_REQUIREMENT_: Could you filter the records below and keep only the lines with the word "Analysis"?

───── INPUT DATA ─────

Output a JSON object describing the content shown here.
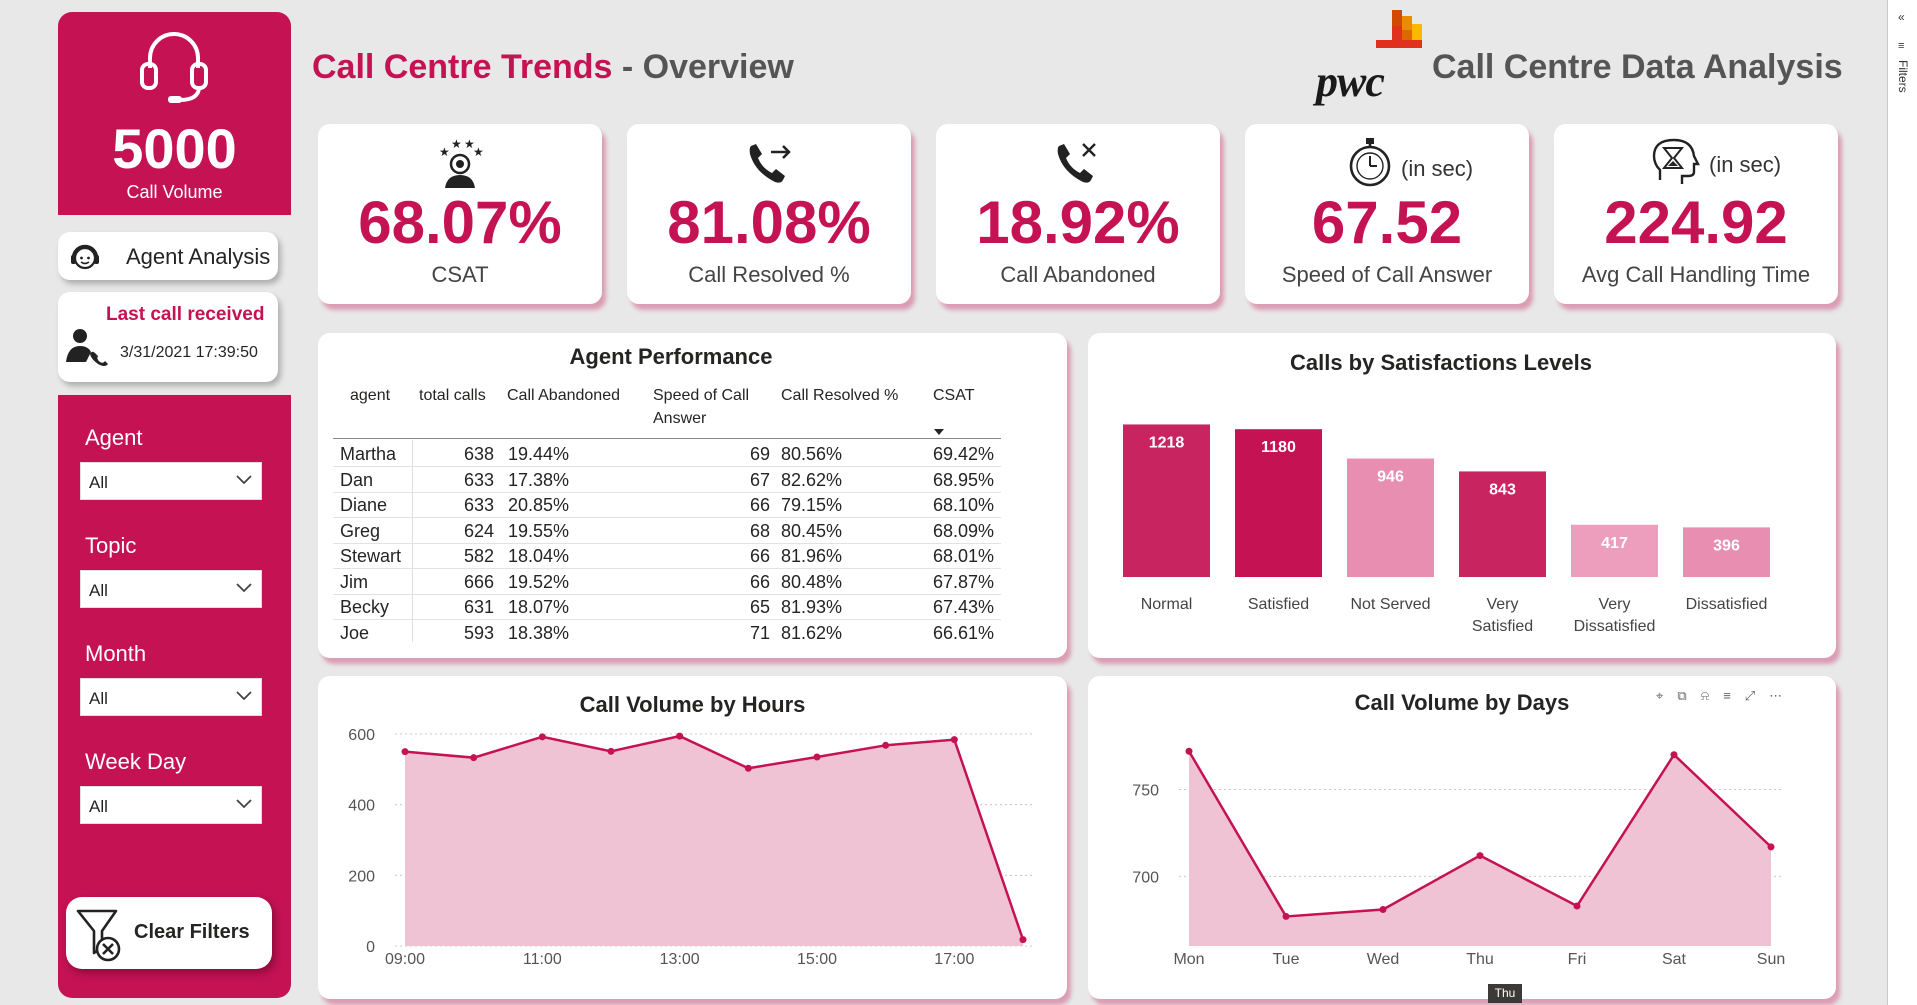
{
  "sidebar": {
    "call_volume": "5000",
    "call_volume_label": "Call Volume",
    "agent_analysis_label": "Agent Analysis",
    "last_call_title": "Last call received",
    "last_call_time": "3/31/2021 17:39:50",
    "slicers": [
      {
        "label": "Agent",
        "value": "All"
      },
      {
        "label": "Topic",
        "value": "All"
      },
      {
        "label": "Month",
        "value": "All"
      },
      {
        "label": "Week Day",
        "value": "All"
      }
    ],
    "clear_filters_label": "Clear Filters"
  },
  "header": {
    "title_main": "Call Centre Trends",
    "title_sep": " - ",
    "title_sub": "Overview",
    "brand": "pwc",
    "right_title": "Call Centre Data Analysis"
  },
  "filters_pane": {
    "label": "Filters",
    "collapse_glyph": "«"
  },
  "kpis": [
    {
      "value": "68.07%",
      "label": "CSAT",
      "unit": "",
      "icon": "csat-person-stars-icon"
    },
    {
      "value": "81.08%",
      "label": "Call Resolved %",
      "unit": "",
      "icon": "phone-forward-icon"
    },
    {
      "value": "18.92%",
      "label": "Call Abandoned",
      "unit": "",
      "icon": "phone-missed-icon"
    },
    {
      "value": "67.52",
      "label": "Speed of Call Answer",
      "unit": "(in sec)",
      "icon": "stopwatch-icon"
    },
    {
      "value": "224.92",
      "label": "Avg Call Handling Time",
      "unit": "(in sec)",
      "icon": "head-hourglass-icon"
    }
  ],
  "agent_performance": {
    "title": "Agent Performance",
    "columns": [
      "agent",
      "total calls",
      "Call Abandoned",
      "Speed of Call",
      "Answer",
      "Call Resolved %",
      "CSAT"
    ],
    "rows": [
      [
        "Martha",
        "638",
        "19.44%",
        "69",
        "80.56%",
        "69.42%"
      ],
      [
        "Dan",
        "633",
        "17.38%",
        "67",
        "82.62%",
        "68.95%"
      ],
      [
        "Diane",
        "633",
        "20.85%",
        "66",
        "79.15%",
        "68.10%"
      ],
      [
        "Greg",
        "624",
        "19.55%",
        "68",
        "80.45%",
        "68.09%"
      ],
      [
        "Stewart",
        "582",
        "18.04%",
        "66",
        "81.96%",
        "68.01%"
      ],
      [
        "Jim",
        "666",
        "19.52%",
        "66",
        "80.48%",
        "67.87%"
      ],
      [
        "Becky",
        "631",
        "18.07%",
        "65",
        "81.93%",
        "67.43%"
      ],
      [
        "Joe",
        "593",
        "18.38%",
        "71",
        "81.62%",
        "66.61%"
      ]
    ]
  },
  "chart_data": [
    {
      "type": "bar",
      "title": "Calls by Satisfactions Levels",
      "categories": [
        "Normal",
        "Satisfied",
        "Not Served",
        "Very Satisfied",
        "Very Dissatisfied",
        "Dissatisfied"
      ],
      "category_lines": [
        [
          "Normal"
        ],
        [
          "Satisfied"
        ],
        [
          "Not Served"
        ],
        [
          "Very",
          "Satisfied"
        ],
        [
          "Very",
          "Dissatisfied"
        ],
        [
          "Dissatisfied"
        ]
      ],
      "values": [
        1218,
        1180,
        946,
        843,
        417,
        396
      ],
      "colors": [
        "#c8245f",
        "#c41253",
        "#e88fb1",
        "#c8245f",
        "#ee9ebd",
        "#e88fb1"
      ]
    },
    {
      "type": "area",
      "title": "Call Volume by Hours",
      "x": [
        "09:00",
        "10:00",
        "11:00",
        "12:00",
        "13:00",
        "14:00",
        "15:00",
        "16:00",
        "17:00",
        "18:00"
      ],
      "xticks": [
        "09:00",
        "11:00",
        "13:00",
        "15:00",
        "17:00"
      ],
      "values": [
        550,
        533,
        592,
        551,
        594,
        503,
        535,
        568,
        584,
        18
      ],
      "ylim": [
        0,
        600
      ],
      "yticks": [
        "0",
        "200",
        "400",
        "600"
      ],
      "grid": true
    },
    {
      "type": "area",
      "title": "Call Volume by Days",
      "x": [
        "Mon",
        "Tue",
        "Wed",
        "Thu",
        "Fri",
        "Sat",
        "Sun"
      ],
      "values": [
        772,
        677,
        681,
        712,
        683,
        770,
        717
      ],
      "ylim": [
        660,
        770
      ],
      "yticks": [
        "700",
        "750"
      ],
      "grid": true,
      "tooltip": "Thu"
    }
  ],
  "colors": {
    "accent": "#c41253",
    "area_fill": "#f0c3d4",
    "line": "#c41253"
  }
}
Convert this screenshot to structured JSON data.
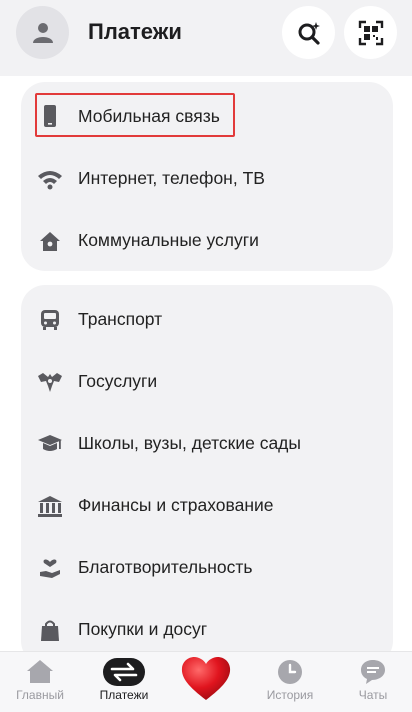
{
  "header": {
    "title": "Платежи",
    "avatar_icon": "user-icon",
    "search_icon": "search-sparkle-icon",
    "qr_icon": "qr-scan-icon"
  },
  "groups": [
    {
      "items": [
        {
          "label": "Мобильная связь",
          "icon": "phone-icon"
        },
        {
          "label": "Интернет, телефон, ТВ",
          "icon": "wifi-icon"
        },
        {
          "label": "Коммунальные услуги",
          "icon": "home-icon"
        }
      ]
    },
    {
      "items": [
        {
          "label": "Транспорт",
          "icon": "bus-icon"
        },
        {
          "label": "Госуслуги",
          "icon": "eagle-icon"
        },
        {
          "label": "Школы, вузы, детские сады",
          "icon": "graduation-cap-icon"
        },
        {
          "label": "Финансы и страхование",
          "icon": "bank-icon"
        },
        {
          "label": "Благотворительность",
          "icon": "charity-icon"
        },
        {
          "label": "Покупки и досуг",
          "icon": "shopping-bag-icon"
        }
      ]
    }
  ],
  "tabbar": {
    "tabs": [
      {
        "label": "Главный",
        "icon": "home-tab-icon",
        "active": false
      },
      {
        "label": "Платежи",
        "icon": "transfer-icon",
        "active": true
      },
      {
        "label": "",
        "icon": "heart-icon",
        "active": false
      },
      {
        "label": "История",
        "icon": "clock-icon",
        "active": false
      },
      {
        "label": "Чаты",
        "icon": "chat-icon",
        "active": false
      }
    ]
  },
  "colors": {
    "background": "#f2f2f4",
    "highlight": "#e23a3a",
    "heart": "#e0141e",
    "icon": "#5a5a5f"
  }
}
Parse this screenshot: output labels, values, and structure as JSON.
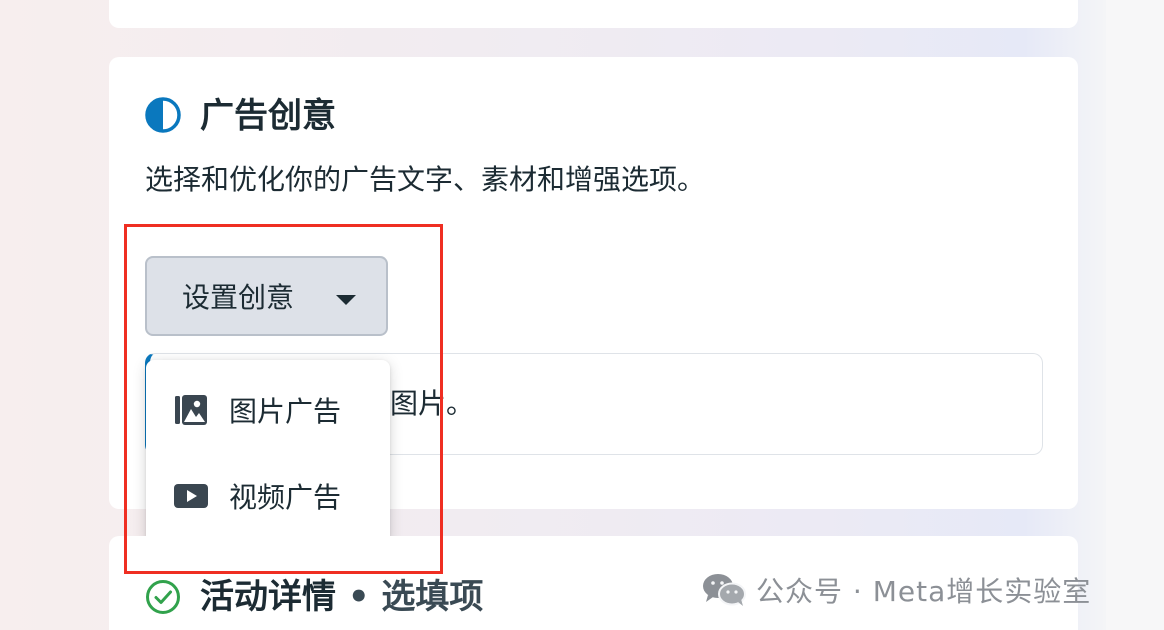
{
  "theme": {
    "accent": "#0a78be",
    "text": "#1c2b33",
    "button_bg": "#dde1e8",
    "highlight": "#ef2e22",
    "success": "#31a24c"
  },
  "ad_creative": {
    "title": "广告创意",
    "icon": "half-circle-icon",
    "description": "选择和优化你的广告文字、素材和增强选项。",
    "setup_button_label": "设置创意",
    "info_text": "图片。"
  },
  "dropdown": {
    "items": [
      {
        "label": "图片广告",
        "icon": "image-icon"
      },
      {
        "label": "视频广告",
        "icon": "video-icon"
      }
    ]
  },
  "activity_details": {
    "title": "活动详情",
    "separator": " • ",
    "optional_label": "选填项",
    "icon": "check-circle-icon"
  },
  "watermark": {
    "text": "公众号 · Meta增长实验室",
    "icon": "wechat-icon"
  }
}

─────

_RESPONSE AREA_:
    "agent_analysis_label": "Agent Analysis",
    "right_title": "Call Centre Data Analysis"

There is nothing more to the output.